To risk is to live!

Monday, 16 July 2012

Locked Out

No, I haven’t left my keys on the boat. The title refers to the fact that I am now on the Trent and Mersey Canal, on the affectionately called ‘Heartbreak Hill.’ There are more locks than miles here. Here’s a truly depressing picture I took near the bottom of the hill as I started up…

disheartening number!

Lock number 69!! Fortunately I only have a mere 31 to do in 11.5 miles before I reach the Macclesfield Canal.

I ‘only’ did seven between the most beautiful mooring at Top Flash on the Middlewich Arm and last night’s mooring on a precarious stone wall on mooring pins that kept dragging out of the soaked ground on the Trent and Mersey! Mind you I also stopped in Middlewich, built my cycle, located a supermarket, filled up with fresh food and cycled back to the boat before continuing!

Here is Top Flash with the River Weaver flowing by…

views from the middlewich arm

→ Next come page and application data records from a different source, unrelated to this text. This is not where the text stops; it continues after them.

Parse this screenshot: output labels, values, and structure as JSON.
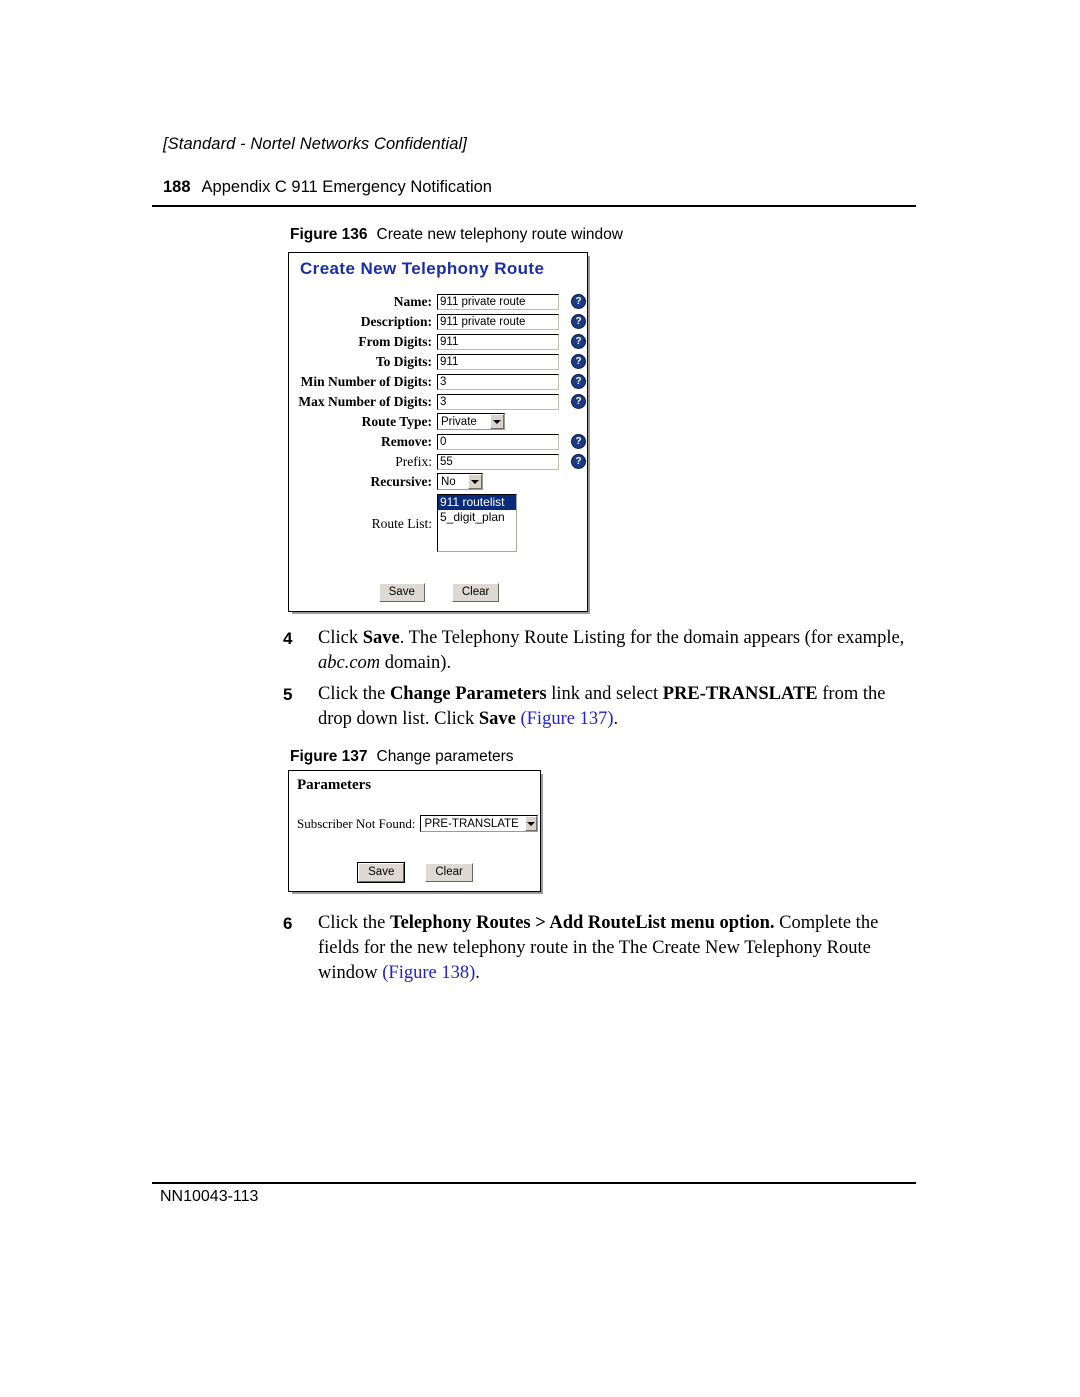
{
  "page": {
    "confidential_notice": "[Standard - Nortel Networks Confidential]",
    "page_number": "188",
    "chapter_title": "Appendix C  911 Emergency Notification",
    "footer_doc_id": "NN10043-113"
  },
  "figure136": {
    "caption_num": "Figure 136",
    "caption_text": "Create new telephony route window",
    "dialog": {
      "title": "Create New Telephony Route",
      "fields": [
        {
          "label": "Name:",
          "value": "911 private route",
          "type": "text",
          "help": "?"
        },
        {
          "label": "Description:",
          "value": "911 private route",
          "type": "text",
          "help": "?"
        },
        {
          "label": "From Digits:",
          "value": "911",
          "type": "text",
          "help": "?"
        },
        {
          "label": "To Digits:",
          "value": "911",
          "type": "text",
          "help": "?"
        },
        {
          "label": "Min Number of Digits:",
          "value": "3",
          "type": "text",
          "help": "?"
        },
        {
          "label": "Max Number of Digits:",
          "value": "3",
          "type": "text",
          "help": "?"
        },
        {
          "label": "Route Type:",
          "value": "Private",
          "type": "select"
        },
        {
          "label": "Remove:",
          "value": "0",
          "type": "text",
          "help": "?"
        },
        {
          "label": "Prefix:",
          "value": "55",
          "type": "text",
          "help": "?"
        },
        {
          "label": "Recursive:",
          "value": "No",
          "type": "select"
        }
      ],
      "route_list_label": "Route List:",
      "route_list_options": [
        {
          "label": "911 routelist",
          "selected": true
        },
        {
          "label": "5_digit_plan",
          "selected": false
        }
      ],
      "save_label": "Save",
      "clear_label": "Clear"
    }
  },
  "figure137": {
    "caption_num": "Figure 137",
    "caption_text": "Change parameters",
    "dialog": {
      "title": "Parameters",
      "field_label": "Subscriber Not Found:",
      "field_value": "PRE-TRANSLATE",
      "save_label": "Save",
      "clear_label": "Clear"
    }
  },
  "steps": {
    "step4": {
      "number": "4",
      "html": "Click <b>Save</b>. The Telephony Route Listing for the domain appears (for example, <i>abc.com</i> domain)."
    },
    "step5": {
      "number": "5",
      "html": "Click the <b>Change Parameters</b> link and select <b>PRE-TRANSLATE</b> from the drop down list. Click <b>Save</b> <span class=\"xref\">(Figure 137)</span>."
    },
    "step6": {
      "number": "6",
      "html": "Click the <b>Telephony Routes &gt; Add RouteList menu option.</b> Complete the fields for the new telephony route in the The Create New Telephony Route window <span class=\"xref\">(Figure 138)</span>."
    }
  },
  "colors": {
    "dialog_title_blue": "#1a2ea8",
    "xref_blue": "#2222cc",
    "listbox_selected_bg": "#0a2a7a",
    "help_icon_bg": "#1b3a85"
  }
}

I woke this morning to yet more rain, as well as a dead badger and another unidentifiable animal floating between my boat and the wall. I would never have normally moored there, but there was just no where to moor for mile upon mile and eventually I got so tired I just had to settle for it.

I was desperate to move on so decided to tackle 11 locks in 5 miles to get to the next reasonable place to moor (past the M6 motorway as it roars by at Sandbach.) I only made it to the top of the next lock flight at Wheelock – a little less than an hour’s cruising and no locks at all. The rain was teeming down, I was tired and stiff from yesterday and I was in a really grumpy mood because of the everlasting dot dot awful weather. All that combined made it too risky to tackle the locks – in my opinion. That’s the joy of cruising alone – I can change plans in a moment without referring to anyone else! In this case I saw a little length of the lovely, safe Arnco to tie up to in between two fields, close to Wheelock and decided there and then to stop. I’m so glad I did because I’m typing this 4 hours later and the rain has not let up for even a minute!

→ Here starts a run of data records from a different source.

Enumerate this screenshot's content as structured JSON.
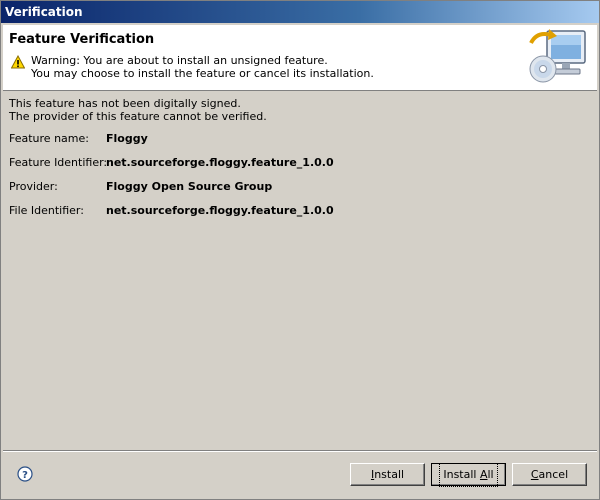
{
  "window": {
    "title": "Verification"
  },
  "banner": {
    "title": "Feature Verification",
    "warning_line1": "Warning: You are about to install an unsigned feature.",
    "warning_line2": "You may choose to install the feature or cancel its installation."
  },
  "notice": {
    "line1": "This feature has not been digitally signed.",
    "line2": "The provider of this feature cannot be verified."
  },
  "fields": [
    {
      "label": "Feature name:",
      "value": "Floggy"
    },
    {
      "label": "Feature Identifier:",
      "value": "net.sourceforge.floggy.feature_1.0.0"
    },
    {
      "label": "Provider:",
      "value": "Floggy Open Source Group"
    },
    {
      "label": "File Identifier:",
      "value": "net.sourceforge.floggy.feature_1.0.0"
    }
  ],
  "buttons": {
    "install_mnemonic": "I",
    "install_rest": "nstall",
    "install_all_pre": "Install ",
    "install_all_mnemonic": "A",
    "install_all_rest": "ll",
    "cancel_mnemonic": "C",
    "cancel_rest": "ancel"
  },
  "icons": {
    "warning": "warning-icon",
    "help": "help-icon",
    "banner_art": "install-computer-cd-icon"
  },
  "colors": {
    "titlebar_start": "#0a246a",
    "titlebar_end": "#a6caf0",
    "dialog_bg": "#d4d0c8"
  }
}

Instead of climbing slippery lock ladders, I donned my wet weather gear and took Bonny for the mile or so walk into Wheelock, bought some chips and walked back, sharing my meal with some soggy British Waterways workmen I came across, repairing the crumbling canal bank. The place I am moored is called Paddy’s Wood, which is slightly odd as there is no wood and I haven’t yet met Paddy.

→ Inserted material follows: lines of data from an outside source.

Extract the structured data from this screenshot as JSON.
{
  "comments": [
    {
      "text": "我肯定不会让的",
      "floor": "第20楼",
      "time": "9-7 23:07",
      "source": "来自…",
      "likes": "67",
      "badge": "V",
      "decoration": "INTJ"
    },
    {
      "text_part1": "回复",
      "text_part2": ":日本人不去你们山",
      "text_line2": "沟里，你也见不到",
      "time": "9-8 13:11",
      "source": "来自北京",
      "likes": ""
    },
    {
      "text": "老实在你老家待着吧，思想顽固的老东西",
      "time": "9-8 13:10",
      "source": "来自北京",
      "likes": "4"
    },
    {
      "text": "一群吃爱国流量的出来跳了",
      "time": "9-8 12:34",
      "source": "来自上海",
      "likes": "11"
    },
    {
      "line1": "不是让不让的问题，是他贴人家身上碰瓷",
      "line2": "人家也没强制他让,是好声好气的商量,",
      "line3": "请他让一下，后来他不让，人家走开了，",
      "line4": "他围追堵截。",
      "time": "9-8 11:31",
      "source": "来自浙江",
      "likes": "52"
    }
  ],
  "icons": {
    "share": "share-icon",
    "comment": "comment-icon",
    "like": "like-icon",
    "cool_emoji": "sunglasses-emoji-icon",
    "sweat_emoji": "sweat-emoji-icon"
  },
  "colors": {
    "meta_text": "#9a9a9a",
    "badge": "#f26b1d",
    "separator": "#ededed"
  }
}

The forecast is slightly less dreadful tomorrow so we will have a go at those locks then. I just want to get passed this bit and onto the Maccy. I had grown accustomed to beauty everywhere I have been so far and hitting this fairly grotty stretch of the Trent and Mersey was a bit of a shock.

choice 3 yes this is the tow path!

This is a picture of the towpath near Wheelock – or rather what would have been the towpath if the undergrowth had ever been cut. This was one of the better mooring options!! As you can probably tell I’ve rather lost my sense of humour today! Ah well, I’m sure it will return… at some point.

1 comment:

Nev Wells said...

Still better than work...........

Neville NB Waterlily